Dataset rows for apps and sites
────────────────
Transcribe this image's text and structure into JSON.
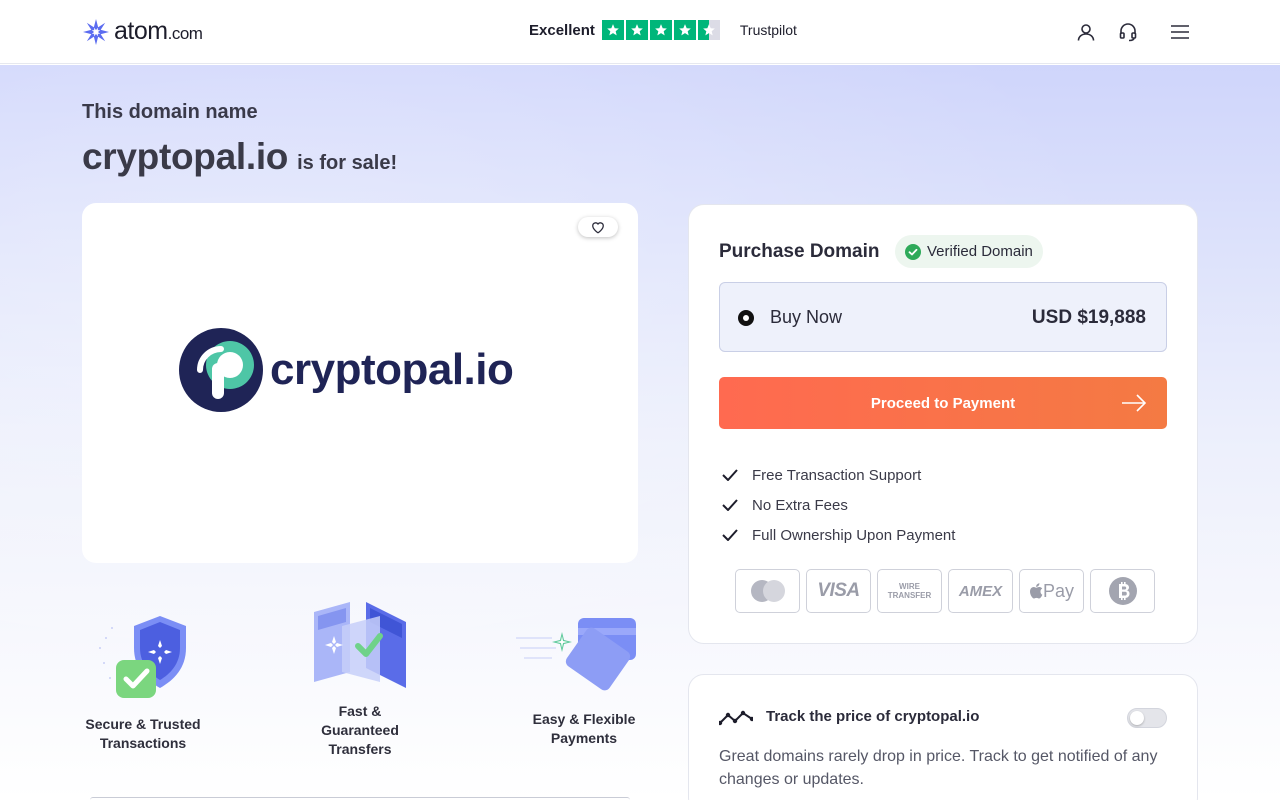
{
  "header": {
    "logo_text": "atom",
    "logo_suffix": ".com",
    "trust_label": "Excellent",
    "trust_stars": 4.5,
    "trust_brand": "Trustpilot",
    "icons": [
      "user-icon",
      "headset-icon",
      "menu-icon"
    ]
  },
  "hero": {
    "intro": "This domain name",
    "domain": "cryptopal.io",
    "for_sale": "is for sale!"
  },
  "logo_card": {
    "brand_text": "cryptopal.io",
    "favorite_icon": "heart-icon"
  },
  "features": [
    {
      "label": "Secure & Trusted Transactions",
      "icon": "shield-check-icon"
    },
    {
      "label": "Fast & Guaranteed Transfers",
      "icon": "transfer-icon"
    },
    {
      "label": "Easy & Flexible Payments",
      "icon": "card-icon"
    }
  ],
  "purchase": {
    "title": "Purchase Domain",
    "verified": "Verified Domain",
    "option_label": "Buy Now",
    "price": "USD $19,888",
    "cta": "Proceed to Payment",
    "benefits": [
      "Free Transaction Support",
      "No Extra Fees",
      "Full Ownership Upon Payment"
    ],
    "payment_methods": [
      "mastercard-icon",
      "visa-icon",
      "wire-transfer-icon",
      "amex-icon",
      "apple-pay-icon",
      "bitcoin-icon"
    ],
    "payment_labels": [
      "VISA",
      "WIRE TRANSFER",
      "AMEX",
      "Pay"
    ]
  },
  "track": {
    "title": "Track the price of cryptopal.io",
    "description": "Great domains rarely drop in price. Track to get notified of any changes or updates.",
    "enabled": false
  },
  "colors": {
    "accent": "#ff6a50",
    "trustpilot": "#00b67a",
    "brand_navy": "#1f2456",
    "brand_teal": "#4ec6a6",
    "logo_purple": "#5b6cf0"
  }
}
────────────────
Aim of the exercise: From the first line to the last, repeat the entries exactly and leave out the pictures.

Reply:
Transcribe this image's text and structure into JSON.
{
  "header": {
    "logo_text": "atom",
    "logo_suffix": ".com",
    "trust_label": "Excellent",
    "trust_stars": 4.5,
    "trust_brand": "Trustpilot",
    "icons": [
      "user-icon",
      "headset-icon",
      "menu-icon"
    ]
  },
  "hero": {
    "intro": "This domain name",
    "domain": "cryptopal.io",
    "for_sale": "is for sale!"
  },
  "logo_card": {
    "brand_text": "cryptopal.io",
    "favorite_icon": "heart-icon"
  },
  "features": [
    {
      "label": "Secure & Trusted Transactions",
      "icon": "shield-check-icon"
    },
    {
      "label": "Fast & Guaranteed Transfers",
      "icon": "transfer-icon"
    },
    {
      "label": "Easy & Flexible Payments",
      "icon": "card-icon"
    }
  ],
  "purchase": {
    "title": "Purchase Domain",
    "verified": "Verified Domain",
    "option_label": "Buy Now",
    "price": "USD $19,888",
    "cta": "Proceed to Payment",
    "benefits": [
      "Free Transaction Support",
      "No Extra Fees",
      "Full Ownership Upon Payment"
    ],
    "payment_methods": [
      "mastercard-icon",
      "visa-icon",
      "wire-transfer-icon",
      "amex-icon",
      "apple-pay-icon",
      "bitcoin-icon"
    ],
    "payment_labels": [
      "VISA",
      "WIRE TRANSFER",
      "AMEX",
      "Pay"
    ]
  },
  "track": {
    "title": "Track the price of cryptopal.io",
    "description": "Great domains rarely drop in price. Track to get notified of any changes or updates.",
    "enabled": false
  },
  "colors": {
    "accent": "#ff6a50",
    "trustpilot": "#00b67a",
    "brand_navy": "#1f2456",
    "brand_teal": "#4ec6a6",
    "logo_purple": "#5b6cf0"
  }
}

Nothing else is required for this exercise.